Assignment: Give the number of lines in the data below where the word "County" appears, and nothing besides.

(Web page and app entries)
== == ==

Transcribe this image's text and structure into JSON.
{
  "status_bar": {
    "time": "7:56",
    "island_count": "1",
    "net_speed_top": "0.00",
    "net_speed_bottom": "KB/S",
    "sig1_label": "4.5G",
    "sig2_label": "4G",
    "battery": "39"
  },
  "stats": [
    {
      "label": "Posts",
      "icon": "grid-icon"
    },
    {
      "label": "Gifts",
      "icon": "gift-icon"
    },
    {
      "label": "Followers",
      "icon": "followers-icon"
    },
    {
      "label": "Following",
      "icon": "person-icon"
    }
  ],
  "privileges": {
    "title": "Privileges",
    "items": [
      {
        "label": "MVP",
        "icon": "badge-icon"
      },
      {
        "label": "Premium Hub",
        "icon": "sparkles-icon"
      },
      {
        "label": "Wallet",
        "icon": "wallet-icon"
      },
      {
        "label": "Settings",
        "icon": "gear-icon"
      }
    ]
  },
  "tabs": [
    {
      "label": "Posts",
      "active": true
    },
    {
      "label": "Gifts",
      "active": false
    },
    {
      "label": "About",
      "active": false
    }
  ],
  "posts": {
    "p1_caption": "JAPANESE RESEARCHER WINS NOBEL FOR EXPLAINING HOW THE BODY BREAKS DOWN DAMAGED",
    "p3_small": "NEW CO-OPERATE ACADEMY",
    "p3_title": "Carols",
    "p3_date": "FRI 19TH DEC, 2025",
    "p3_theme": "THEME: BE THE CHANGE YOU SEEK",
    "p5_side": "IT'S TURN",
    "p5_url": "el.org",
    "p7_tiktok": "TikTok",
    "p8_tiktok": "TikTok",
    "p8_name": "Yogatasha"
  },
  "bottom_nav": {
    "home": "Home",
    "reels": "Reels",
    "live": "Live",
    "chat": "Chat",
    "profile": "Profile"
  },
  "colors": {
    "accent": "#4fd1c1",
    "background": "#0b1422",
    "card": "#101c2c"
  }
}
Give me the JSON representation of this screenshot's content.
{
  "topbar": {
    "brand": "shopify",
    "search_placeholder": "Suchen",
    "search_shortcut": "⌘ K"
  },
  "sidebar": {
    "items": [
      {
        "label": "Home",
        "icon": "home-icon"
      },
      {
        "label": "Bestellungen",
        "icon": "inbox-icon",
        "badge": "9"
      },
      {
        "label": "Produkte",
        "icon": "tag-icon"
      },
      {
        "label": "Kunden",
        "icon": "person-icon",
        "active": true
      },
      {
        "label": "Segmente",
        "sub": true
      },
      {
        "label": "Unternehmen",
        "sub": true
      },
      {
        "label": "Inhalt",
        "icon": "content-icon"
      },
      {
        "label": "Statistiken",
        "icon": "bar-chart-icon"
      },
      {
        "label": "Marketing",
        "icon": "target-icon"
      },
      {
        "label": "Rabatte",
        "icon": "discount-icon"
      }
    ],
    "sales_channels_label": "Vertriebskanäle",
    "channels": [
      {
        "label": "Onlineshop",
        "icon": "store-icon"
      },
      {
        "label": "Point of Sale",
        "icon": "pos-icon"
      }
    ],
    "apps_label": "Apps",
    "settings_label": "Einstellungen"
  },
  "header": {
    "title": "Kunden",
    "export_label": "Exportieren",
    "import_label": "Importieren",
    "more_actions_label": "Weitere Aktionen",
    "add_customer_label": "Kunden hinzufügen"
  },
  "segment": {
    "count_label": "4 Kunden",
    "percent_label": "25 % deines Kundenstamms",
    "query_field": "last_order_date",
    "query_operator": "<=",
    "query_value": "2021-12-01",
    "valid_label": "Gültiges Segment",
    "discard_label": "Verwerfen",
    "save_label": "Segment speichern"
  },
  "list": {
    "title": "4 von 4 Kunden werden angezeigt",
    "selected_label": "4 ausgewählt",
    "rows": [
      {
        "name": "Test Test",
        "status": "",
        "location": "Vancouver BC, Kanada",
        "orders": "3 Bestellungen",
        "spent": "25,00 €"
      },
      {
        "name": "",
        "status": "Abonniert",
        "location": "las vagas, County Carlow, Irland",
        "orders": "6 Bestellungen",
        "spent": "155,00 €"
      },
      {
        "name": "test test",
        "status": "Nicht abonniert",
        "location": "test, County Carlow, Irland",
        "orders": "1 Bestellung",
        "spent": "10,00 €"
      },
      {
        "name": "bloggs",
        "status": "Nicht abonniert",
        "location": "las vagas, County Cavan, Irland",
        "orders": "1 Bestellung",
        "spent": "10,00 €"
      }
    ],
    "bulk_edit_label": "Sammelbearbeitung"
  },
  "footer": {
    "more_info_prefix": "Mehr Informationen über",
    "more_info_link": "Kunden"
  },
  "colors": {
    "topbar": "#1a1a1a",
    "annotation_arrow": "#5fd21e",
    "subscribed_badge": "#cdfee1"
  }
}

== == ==

Response to this task: 3